§ **About this exercise**: Could you filter the records below and return each line that holds "JSON"?

§ **Material for this task**:
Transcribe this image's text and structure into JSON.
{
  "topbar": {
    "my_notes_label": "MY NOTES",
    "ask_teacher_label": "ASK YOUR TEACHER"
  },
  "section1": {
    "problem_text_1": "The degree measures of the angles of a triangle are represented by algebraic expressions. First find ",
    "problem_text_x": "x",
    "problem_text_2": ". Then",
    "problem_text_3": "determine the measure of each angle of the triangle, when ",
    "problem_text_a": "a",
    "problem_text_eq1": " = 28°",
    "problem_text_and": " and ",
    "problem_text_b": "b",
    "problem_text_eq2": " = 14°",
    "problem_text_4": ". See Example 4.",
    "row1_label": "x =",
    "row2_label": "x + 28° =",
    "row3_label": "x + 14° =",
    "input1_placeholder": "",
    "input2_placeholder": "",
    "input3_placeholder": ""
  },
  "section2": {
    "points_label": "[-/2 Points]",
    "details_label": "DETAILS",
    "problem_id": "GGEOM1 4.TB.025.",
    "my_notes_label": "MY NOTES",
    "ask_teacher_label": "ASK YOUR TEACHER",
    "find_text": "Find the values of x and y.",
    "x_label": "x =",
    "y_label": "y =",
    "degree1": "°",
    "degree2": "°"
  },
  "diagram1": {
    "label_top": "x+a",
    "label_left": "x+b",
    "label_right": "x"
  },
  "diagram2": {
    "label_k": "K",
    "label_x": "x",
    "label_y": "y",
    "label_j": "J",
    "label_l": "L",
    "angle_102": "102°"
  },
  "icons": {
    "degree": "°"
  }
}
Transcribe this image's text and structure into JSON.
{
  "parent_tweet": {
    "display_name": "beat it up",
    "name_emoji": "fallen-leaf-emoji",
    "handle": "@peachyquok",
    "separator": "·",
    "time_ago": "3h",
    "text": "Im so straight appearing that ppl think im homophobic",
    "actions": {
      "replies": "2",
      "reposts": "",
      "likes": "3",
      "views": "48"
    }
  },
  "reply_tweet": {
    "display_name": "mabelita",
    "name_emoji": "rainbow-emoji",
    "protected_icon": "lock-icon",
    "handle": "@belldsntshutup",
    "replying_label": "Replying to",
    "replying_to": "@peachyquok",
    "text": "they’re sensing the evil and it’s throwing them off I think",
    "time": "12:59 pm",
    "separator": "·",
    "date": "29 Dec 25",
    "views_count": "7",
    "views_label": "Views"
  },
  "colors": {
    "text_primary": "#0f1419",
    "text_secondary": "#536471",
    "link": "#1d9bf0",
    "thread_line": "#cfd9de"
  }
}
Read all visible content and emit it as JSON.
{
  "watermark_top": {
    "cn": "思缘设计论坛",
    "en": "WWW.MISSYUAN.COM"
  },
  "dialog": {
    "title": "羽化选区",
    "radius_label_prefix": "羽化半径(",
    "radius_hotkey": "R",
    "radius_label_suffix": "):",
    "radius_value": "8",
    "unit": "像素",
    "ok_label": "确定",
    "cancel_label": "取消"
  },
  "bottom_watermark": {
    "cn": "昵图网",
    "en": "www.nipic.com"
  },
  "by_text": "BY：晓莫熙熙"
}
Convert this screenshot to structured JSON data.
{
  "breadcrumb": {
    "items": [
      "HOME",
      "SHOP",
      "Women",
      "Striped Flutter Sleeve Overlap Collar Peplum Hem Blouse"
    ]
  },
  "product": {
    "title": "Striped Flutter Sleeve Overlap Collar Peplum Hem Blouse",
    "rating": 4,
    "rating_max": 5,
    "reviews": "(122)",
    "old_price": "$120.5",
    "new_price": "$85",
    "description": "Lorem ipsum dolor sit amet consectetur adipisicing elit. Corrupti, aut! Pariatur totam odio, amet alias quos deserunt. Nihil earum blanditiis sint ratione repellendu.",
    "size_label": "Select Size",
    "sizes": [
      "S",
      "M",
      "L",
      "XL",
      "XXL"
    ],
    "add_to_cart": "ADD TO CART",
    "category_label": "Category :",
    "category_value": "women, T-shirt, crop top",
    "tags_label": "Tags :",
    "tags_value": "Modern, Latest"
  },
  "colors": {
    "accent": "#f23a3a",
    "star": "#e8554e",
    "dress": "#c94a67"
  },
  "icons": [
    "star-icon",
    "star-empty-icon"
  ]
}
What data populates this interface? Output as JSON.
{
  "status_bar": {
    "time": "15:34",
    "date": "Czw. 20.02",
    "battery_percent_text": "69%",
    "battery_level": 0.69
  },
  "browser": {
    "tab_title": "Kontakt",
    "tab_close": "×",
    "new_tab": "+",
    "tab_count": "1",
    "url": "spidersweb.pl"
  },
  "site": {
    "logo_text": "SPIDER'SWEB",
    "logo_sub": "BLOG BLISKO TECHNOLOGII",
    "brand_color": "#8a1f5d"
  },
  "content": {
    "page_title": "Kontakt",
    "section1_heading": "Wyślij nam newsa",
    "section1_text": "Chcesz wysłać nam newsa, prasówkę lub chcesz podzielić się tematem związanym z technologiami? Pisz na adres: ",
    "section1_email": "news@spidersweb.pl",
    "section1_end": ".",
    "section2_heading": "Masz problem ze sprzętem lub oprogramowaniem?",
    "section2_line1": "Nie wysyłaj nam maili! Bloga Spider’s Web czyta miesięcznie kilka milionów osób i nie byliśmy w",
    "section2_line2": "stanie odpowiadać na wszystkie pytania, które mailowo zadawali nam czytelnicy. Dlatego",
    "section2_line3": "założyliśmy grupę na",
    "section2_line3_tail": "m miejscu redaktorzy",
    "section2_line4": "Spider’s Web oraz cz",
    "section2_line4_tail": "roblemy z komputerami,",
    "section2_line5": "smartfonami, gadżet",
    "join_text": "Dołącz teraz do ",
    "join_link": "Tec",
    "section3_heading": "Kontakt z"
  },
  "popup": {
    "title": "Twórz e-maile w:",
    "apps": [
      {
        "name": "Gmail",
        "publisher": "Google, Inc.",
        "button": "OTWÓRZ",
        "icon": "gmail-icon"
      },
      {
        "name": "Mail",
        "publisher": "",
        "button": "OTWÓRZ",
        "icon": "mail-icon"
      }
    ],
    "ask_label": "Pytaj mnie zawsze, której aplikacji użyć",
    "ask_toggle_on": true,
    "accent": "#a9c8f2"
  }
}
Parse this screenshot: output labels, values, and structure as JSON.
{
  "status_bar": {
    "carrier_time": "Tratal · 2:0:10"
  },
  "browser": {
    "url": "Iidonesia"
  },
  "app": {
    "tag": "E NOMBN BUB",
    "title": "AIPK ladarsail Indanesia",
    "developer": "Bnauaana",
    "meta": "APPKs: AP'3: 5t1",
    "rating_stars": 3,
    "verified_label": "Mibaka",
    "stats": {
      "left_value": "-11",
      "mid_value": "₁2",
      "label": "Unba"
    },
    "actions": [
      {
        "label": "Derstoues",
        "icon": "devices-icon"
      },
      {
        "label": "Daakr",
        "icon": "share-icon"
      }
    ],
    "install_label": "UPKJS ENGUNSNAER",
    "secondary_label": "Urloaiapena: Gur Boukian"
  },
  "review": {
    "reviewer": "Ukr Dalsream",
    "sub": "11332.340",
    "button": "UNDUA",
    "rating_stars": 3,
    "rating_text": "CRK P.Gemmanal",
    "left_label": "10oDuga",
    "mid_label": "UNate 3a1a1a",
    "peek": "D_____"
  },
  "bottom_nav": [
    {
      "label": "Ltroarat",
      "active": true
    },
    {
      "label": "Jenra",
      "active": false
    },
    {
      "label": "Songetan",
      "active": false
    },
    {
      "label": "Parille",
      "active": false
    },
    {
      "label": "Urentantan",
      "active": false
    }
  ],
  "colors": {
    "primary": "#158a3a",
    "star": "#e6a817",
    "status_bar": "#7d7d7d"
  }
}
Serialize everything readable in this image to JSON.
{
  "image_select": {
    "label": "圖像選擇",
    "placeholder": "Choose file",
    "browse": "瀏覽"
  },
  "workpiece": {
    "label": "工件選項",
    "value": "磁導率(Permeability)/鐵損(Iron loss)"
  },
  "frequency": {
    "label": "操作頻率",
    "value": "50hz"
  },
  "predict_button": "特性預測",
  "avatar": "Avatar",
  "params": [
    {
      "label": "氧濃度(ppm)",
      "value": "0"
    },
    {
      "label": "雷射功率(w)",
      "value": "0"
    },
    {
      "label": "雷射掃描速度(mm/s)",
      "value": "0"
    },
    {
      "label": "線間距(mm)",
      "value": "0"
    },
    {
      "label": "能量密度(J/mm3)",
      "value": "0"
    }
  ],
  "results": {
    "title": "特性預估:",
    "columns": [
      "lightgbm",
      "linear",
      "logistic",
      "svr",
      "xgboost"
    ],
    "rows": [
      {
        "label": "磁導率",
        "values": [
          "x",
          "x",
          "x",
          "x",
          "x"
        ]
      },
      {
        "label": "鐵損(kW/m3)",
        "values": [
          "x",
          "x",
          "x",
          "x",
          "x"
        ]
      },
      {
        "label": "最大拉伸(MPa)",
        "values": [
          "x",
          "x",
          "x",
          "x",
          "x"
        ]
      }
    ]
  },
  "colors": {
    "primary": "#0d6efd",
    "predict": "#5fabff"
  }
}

§ **Response for this exercise**:
Transcribe this image's text and structure into JSON.
Transcribe this image's text and structure into JSON.
Read all visible content and emit it as JSON.
Convert this screenshot to structured JSON data.
What data populates this interface? Output as JSON.
Parse this screenshot: output labels, values, and structure as JSON.
Serialize everything readable in this image to JSON.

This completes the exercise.